Assigned task - Would you return the records below character for character, without any images?

Records to use -
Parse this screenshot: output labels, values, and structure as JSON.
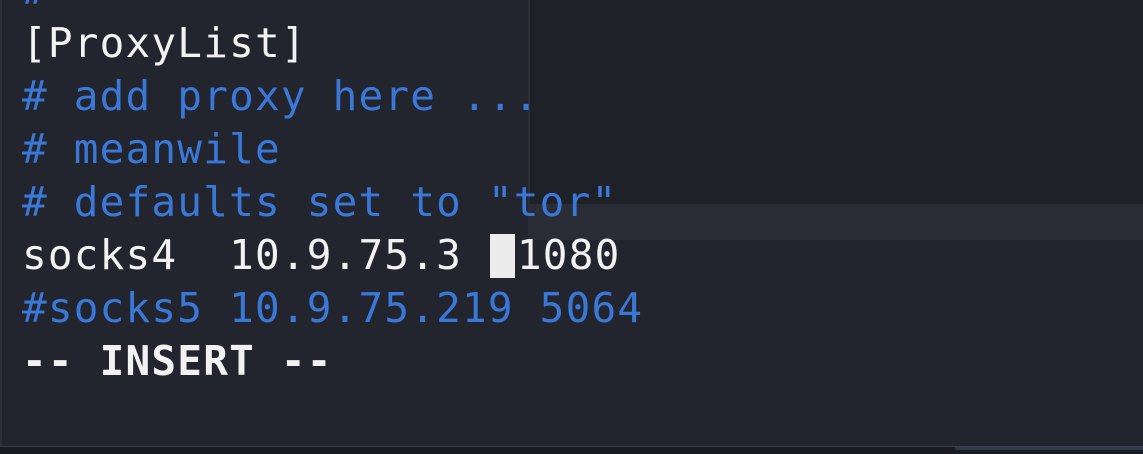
{
  "editor": {
    "lines": [
      "#",
      "[ProxyList]",
      "# add proxy here ...",
      "# meanwile",
      "# defaults set to \"tor\"",
      "socks4  10.9.75.3 ",
      "#socks5 10.9.75.219 5064"
    ],
    "cursor_line_after": "1080",
    "mode_indicator": "-- INSERT --"
  },
  "colors": {
    "background": "#23252e",
    "comment": "#3a78d8",
    "text": "#f2f2f2",
    "cursor": "#ececec"
  }
}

Task response -
Parse this screenshot: output labels, values, and structure as JSON.
{
  "editor": {
    "lines": [
      "#",
      "[ProxyList]",
      "# add proxy here ...",
      "# meanwile",
      "# defaults set to \"tor\"",
      "socks4  10.9.75.3 ",
      "#socks5 10.9.75.219 5064"
    ],
    "cursor_line_after": "1080",
    "mode_indicator": "-- INSERT --"
  },
  "colors": {
    "background": "#23252e",
    "comment": "#3a78d8",
    "text": "#f2f2f2",
    "cursor": "#ececec"
  }
}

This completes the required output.